Sister Crayon ::: Photo by Josh Lovseth
As scaled down version of MusicFest NW that felt just the right size for Boise, happening over the course of four days in late March Treefort Music Fest boasts the same proximity advantage as SXSW with all of its venues being entirely walkable. In fact all the stages were located in a five-by-five block square, and a number of unofficial stages popped up in that radius as well. Inside the gates of the outdoor mainstage and out on the streets a bevy of legit food trucks were eager to serve. (Seattle, take a hint.)

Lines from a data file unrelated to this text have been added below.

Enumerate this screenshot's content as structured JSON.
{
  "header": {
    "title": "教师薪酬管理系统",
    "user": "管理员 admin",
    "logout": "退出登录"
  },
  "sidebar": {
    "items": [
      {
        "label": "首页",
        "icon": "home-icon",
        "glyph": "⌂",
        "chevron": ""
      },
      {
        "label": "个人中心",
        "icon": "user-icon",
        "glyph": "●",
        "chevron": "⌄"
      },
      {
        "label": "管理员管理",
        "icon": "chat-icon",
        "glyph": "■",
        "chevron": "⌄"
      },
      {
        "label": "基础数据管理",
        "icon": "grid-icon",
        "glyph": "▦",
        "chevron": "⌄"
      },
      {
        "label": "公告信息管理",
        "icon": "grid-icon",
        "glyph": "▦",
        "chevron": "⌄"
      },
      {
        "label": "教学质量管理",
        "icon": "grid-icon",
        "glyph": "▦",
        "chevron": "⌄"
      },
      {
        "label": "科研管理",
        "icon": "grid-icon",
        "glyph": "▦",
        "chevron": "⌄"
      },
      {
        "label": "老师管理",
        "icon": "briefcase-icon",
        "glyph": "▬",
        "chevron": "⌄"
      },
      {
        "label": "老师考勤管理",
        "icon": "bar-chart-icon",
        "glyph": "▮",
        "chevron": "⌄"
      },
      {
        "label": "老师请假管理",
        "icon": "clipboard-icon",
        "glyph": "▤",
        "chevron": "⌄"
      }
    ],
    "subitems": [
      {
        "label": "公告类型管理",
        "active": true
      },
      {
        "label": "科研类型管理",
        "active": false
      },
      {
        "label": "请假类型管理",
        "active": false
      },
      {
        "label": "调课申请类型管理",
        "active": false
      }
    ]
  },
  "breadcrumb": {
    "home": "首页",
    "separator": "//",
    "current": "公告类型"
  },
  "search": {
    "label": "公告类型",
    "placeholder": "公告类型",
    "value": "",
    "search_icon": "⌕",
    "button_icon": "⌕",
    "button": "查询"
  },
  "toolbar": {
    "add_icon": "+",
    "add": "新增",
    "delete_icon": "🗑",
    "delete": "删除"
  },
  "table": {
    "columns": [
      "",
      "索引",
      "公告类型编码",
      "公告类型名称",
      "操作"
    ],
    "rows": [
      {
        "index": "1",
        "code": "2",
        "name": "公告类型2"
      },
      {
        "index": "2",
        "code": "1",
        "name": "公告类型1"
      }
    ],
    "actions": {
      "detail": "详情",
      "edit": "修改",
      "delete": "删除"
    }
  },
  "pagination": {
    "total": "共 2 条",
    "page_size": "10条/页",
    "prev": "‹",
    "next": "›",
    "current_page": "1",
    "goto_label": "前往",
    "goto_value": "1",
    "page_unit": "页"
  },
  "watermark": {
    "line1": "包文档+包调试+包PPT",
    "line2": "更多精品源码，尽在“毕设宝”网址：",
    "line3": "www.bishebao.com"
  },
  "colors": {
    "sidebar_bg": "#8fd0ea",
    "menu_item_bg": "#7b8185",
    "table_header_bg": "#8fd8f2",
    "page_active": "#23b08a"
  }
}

Smartly inserting the takeover of Boise’s venues into the post-SXSW touring window, the fest was able to plan itself into the road schedule of a wide array of emerging bands from not just Idaho, Portland and Seattle, but from across the West, while additionally booking headliners with a potential to attract a larger under-21 audience than say MusicFest is going for. Though booking Northwest mainstays Cave Singers, Blitzen Trapper, the Maldives, and of course hometown stars Built to Spill is a thumbs up in my book and probably is what sold a huge portion of the tickets, this fest this year was special for its potential to expose Boise to the other young and less well established bands on the bill that might not otherwise make it to their neck of the woods, but should. In a place with no other real festival competition year-round, the weekend was also in a position to not just expose the fans to the bands, but also expose the bands to Boise in a significant way and give them a reason to come back.
Editorial Note: It’s pronounced Boy-sea, not Boy-Zee.
Eating a Bison Burger off of a Barrel ::: Camera Photo by Josh Lovseth
The festival could just as easily have been called the Treefort Music and IPA Fest. A number of beers were created special for the occasion, really good beer, including one I tried the first night somewhat ironically named “No Girls Allowed.” Ironic not because I didn’t get the Treefort theme, but because over the course of the weekend the lineup’s emerging female performers often stole the show.